■ What you need to do:
Go through the data line by line and count the lines that hold "yield". Reply with the total only.

■ Working data:

Segment Open

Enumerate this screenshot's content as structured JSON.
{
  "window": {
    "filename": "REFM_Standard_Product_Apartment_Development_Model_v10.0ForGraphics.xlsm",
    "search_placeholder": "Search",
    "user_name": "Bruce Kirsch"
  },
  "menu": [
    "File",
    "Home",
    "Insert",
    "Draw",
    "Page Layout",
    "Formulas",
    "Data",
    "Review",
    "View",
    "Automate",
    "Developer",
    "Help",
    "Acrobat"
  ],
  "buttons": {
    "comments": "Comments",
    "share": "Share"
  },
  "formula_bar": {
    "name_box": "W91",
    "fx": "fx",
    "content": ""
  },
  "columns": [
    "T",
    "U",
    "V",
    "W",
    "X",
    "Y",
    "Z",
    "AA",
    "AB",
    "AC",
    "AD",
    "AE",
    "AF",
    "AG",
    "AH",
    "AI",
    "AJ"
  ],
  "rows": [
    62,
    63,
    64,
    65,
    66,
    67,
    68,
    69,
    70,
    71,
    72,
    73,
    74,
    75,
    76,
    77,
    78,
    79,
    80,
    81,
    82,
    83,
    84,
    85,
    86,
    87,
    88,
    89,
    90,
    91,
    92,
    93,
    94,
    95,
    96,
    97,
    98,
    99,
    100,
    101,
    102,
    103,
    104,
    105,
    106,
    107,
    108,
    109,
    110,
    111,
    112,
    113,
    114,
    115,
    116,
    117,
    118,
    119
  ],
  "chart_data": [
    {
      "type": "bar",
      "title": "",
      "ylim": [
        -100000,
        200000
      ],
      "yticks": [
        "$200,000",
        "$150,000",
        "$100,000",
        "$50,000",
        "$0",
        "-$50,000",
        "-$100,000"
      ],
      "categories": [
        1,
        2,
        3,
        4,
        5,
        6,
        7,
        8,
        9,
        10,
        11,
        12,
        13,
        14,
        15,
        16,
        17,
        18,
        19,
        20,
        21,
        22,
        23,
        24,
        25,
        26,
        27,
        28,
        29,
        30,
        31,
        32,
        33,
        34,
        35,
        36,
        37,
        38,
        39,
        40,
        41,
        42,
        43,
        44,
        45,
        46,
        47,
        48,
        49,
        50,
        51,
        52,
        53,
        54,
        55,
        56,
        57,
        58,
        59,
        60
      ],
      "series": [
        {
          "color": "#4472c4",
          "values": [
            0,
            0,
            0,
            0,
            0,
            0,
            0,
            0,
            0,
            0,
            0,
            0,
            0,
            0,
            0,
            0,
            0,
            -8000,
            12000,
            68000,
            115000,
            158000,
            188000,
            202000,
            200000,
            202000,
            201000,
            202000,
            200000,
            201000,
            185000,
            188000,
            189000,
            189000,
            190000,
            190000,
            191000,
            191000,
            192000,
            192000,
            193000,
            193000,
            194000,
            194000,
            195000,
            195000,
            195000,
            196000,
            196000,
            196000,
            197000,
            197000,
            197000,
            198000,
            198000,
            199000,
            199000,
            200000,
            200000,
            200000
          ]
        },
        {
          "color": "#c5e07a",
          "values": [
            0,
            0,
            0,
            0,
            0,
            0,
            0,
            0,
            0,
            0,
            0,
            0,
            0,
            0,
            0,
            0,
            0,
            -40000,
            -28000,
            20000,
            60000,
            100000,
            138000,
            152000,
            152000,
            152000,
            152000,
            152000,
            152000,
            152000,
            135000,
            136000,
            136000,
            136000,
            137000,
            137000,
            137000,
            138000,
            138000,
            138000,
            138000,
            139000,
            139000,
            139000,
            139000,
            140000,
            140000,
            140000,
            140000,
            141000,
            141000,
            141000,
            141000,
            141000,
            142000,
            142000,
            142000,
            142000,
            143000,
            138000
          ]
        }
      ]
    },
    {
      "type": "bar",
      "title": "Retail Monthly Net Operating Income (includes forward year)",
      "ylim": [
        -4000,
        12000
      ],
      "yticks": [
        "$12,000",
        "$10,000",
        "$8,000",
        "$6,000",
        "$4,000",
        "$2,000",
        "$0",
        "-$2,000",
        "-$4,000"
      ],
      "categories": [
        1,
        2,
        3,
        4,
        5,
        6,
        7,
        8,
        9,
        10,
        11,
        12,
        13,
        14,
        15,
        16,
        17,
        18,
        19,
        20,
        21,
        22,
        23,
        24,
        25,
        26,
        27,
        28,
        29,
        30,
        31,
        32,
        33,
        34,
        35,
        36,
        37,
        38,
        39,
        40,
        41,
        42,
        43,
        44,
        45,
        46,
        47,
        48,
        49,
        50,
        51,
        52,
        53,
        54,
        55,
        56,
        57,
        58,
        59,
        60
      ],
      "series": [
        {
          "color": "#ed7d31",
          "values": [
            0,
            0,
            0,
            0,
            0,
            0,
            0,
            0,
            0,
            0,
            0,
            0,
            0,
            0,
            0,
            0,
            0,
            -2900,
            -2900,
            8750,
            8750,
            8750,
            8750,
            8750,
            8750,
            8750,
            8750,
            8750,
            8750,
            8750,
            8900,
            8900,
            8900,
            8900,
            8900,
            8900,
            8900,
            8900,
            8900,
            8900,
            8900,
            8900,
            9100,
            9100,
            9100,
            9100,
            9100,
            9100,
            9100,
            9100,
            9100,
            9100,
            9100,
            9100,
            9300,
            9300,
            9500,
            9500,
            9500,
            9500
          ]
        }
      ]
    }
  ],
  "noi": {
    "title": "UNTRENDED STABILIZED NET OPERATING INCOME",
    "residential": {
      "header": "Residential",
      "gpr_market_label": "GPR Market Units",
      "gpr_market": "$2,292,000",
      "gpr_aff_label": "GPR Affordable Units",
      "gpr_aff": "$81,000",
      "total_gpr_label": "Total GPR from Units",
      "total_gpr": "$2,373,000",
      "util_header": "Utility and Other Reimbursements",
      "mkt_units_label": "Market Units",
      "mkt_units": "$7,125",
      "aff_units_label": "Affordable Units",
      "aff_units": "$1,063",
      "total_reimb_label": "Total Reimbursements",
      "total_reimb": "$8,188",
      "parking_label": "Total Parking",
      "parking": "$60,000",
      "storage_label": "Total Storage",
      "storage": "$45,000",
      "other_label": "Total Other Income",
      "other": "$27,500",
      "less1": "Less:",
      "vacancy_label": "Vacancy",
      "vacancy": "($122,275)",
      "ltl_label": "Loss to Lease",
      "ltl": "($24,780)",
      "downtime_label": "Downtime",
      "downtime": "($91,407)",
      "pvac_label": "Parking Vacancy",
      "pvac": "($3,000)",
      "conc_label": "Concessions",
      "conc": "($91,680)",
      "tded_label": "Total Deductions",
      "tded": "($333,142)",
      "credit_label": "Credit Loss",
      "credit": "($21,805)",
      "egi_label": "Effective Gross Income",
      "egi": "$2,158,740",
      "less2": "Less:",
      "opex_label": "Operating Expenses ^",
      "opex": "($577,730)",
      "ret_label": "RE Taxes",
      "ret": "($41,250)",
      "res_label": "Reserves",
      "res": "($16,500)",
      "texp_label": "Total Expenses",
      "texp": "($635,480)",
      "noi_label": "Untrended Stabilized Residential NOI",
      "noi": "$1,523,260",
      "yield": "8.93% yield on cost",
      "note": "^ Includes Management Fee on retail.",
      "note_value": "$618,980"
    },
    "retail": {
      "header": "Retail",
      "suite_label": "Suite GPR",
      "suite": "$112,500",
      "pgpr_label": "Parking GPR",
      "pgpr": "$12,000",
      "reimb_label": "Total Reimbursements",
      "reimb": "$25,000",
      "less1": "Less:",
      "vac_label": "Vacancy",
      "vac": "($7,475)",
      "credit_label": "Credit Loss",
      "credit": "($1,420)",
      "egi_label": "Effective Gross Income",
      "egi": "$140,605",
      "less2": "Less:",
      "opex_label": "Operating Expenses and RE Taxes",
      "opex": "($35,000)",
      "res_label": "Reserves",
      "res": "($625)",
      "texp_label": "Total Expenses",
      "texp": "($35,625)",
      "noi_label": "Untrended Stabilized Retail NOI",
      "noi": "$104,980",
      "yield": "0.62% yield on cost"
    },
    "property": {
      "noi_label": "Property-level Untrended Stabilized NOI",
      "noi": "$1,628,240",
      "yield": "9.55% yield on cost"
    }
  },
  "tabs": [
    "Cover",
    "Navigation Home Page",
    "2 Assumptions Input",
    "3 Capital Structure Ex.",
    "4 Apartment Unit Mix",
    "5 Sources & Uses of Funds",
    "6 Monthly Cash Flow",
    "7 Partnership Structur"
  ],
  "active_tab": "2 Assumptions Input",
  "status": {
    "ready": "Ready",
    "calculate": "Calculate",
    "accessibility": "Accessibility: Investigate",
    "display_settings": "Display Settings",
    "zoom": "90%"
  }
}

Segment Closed

■ Answer to the problem:
3